EXERCISE REQUIREMENTS: From the entries below, copy every line where the string "title" appears.

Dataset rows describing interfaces

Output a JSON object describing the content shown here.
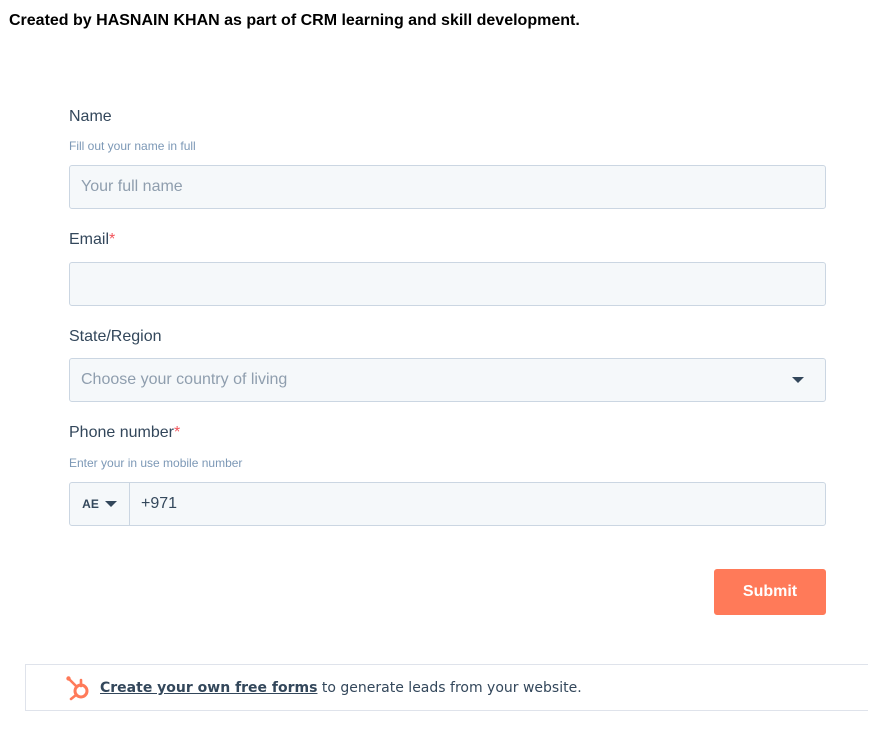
{
  "intro_text": "Created by HASNAIN KHAN as part of CRM learning and skill development.",
  "form": {
    "name": {
      "label": "Name",
      "help": "Fill out your name in full",
      "placeholder": "Your full name",
      "value": ""
    },
    "email": {
      "label": "Email",
      "required_mark": "*",
      "value": ""
    },
    "state": {
      "label": "State/Region",
      "placeholder": "Choose your country of living"
    },
    "phone": {
      "label": "Phone number",
      "required_mark": "*",
      "help": "Enter your in use mobile number",
      "country_code": "AE",
      "value": "+971"
    },
    "submit_label": "Submit"
  },
  "footer": {
    "link_text": "Create your own free forms",
    "suffix_text": " to generate leads from your website.",
    "logo_icon": "hubspot-sprocket-icon"
  },
  "colors": {
    "accent": "#ff7a59",
    "required": "#f2545b",
    "input_bg": "#f5f8fa",
    "input_border": "#cbd6e2",
    "label": "#33475b",
    "help": "#7c98b6"
  }
}
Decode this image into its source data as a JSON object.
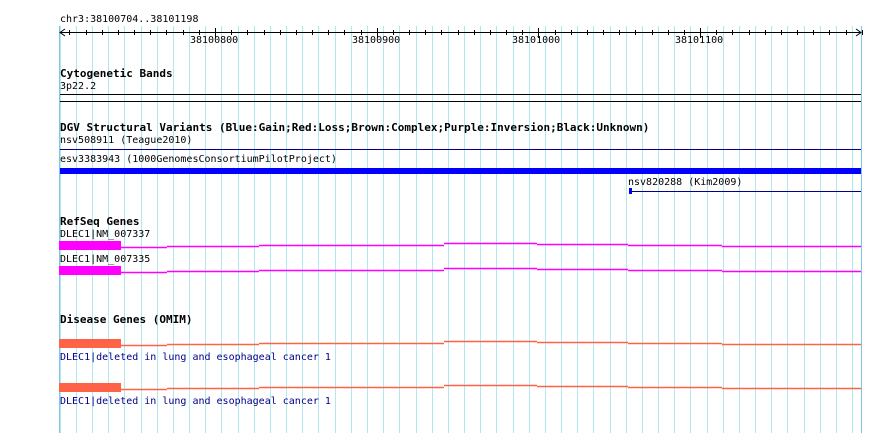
{
  "ruler": {
    "location": "chr3:38100704..38101198",
    "ticks": [
      "38100800",
      "38100900",
      "38101000",
      "38101100"
    ]
  },
  "tracks": {
    "cytoband": {
      "title": "Cytogenetic Bands",
      "band": "3p22.2"
    },
    "dgv": {
      "title": "DGV Structural Variants (Blue:Gain;Red:Loss;Brown:Complex;Purple:Inversion;Black:Unknown)",
      "features": [
        "nsv508911 (Teague2010)",
        "esv3383943 (1000GenomesConsortiumPilotProject)",
        "nsv820288 (Kim2009)"
      ]
    },
    "refseq": {
      "title": "RefSeq Genes",
      "features": [
        "DLEC1|NM_007337",
        "DLEC1|NM_007335"
      ]
    },
    "omim": {
      "title": "Disease Genes (OMIM)",
      "features": [
        "DLEC1|deleted in lung and esophageal cancer 1",
        "DLEC1|deleted in lung and esophageal cancer 1"
      ]
    }
  },
  "colors": {
    "grid_minor": "#b0e8ef",
    "grid_major": "#7fc4ea",
    "gain": "#0000ff",
    "refseq": "#ff00ff",
    "omim": "#ff6347",
    "link": "#00008b"
  }
}
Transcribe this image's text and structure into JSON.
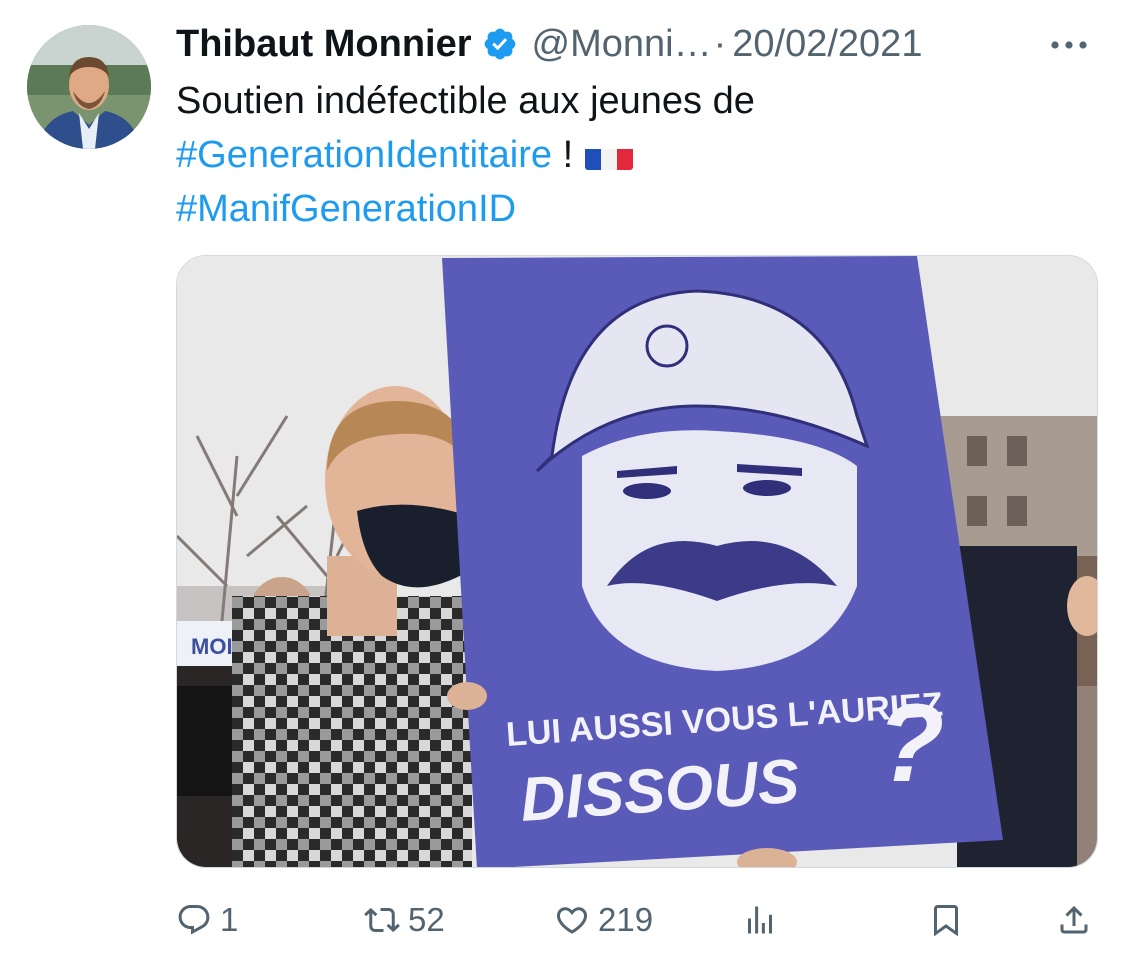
{
  "tweet": {
    "author_name": "Thibaut Monnier",
    "handle": "@Monni…",
    "separator": "·",
    "date": "20/02/2021",
    "text_line1": "Soutien indéfectible aux jeunes de",
    "hashtag1": "#GenerationIdentitaire",
    "exclaim": " !",
    "hashtag2": "#ManifGenerationID",
    "flag_icon": "flag-france-icon",
    "verified_icon": "verified-badge-icon"
  },
  "media": {
    "sign_line1": "LUI AUSSI VOUS L'AURIEZ",
    "sign_line2": "DISSOUS",
    "sign_mark": "?",
    "background_sign_text": "MOI"
  },
  "actions": {
    "reply_count": "1",
    "retweet_count": "52",
    "like_count": "219",
    "icons": [
      "reply-icon",
      "retweet-icon",
      "like-icon",
      "views-icon",
      "bookmark-icon",
      "share-icon"
    ]
  },
  "colors": {
    "link": "#1d9bf0",
    "secondary_text": "#536471",
    "primary_text": "#0f1419",
    "sign_purple": "#5a5ab8"
  }
}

ANSWER FOR THIS EXERCISE:
      "title": "Cytogenetic Bands",
      "title": "DGV Structural Variants (Blue:Gain;Red:Loss;Brown:Complex;Purple:Inversion;Black:Unknown)",
      "title": "RefSeq Genes",
      "title": "Disease Genes (OMIM)",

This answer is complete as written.